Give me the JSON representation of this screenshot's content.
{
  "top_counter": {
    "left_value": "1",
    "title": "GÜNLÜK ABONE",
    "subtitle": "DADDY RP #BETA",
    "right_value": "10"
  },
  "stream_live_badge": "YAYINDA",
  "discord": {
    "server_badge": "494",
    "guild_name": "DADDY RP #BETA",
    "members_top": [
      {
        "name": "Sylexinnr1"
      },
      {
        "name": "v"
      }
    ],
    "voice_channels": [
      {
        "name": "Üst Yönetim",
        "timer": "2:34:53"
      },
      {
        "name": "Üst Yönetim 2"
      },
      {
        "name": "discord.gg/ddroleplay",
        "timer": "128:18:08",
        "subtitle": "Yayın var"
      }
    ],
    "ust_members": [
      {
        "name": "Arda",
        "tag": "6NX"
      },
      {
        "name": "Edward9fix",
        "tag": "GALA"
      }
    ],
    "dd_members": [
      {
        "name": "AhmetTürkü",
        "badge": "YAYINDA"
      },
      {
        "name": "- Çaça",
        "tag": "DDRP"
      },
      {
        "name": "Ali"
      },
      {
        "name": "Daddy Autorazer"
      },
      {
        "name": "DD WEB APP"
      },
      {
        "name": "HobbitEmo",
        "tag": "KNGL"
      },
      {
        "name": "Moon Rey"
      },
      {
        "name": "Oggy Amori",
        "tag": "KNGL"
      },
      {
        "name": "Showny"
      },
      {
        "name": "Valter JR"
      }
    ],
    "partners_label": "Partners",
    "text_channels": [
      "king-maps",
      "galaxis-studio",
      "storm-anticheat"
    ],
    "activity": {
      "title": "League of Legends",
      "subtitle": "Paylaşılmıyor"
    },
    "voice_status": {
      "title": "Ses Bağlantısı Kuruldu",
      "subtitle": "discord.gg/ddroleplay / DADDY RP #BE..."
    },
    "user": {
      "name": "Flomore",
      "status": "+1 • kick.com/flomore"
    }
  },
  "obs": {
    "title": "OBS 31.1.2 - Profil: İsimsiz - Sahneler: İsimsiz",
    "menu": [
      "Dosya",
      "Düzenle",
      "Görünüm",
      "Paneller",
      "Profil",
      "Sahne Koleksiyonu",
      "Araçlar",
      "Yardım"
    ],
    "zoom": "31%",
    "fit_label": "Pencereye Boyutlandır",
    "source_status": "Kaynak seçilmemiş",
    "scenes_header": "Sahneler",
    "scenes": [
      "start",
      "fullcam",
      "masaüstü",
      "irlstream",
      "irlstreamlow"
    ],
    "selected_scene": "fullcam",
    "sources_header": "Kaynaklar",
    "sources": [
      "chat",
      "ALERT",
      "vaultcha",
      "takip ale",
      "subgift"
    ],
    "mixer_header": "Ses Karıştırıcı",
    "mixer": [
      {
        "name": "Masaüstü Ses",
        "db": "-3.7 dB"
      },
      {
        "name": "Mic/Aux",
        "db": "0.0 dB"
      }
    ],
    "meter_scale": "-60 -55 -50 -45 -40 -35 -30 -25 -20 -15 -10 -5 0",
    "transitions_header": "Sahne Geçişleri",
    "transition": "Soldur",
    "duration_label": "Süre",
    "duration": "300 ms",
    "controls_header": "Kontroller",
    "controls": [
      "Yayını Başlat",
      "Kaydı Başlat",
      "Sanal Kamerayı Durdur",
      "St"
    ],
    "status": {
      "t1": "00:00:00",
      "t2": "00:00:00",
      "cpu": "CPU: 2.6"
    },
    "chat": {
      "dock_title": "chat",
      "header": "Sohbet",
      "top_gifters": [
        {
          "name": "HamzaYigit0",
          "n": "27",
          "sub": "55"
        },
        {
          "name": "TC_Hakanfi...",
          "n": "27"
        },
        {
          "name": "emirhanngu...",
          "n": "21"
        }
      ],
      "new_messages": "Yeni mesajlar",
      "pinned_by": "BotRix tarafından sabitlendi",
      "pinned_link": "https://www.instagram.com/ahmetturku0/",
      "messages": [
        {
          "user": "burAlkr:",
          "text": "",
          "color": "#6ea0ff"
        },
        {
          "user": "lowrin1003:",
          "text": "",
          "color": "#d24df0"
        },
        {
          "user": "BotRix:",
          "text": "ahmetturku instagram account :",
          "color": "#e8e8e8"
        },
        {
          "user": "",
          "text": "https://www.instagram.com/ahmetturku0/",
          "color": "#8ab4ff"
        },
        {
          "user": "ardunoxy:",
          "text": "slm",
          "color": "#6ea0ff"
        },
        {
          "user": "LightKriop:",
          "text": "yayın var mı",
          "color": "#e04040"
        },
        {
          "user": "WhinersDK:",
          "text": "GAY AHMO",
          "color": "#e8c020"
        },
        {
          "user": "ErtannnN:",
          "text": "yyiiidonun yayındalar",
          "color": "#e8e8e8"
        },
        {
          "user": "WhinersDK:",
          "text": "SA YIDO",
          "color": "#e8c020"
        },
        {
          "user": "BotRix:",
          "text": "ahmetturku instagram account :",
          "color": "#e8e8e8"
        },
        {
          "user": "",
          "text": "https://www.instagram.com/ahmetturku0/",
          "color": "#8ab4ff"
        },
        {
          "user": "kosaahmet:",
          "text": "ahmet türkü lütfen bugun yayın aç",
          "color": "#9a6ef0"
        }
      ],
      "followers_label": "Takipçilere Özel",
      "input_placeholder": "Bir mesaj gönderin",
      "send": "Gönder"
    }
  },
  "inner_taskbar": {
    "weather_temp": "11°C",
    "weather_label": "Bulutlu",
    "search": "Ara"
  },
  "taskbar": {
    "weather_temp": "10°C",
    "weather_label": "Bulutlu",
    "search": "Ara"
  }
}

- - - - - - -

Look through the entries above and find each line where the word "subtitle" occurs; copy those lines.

    "subtitle": "DADDY RP #BETA",
        "subtitle": "Yayın var"
      "subtitle": "Paylaşılmıyor"
      "subtitle": "discord.gg/ddroleplay / DADDY RP #BE..."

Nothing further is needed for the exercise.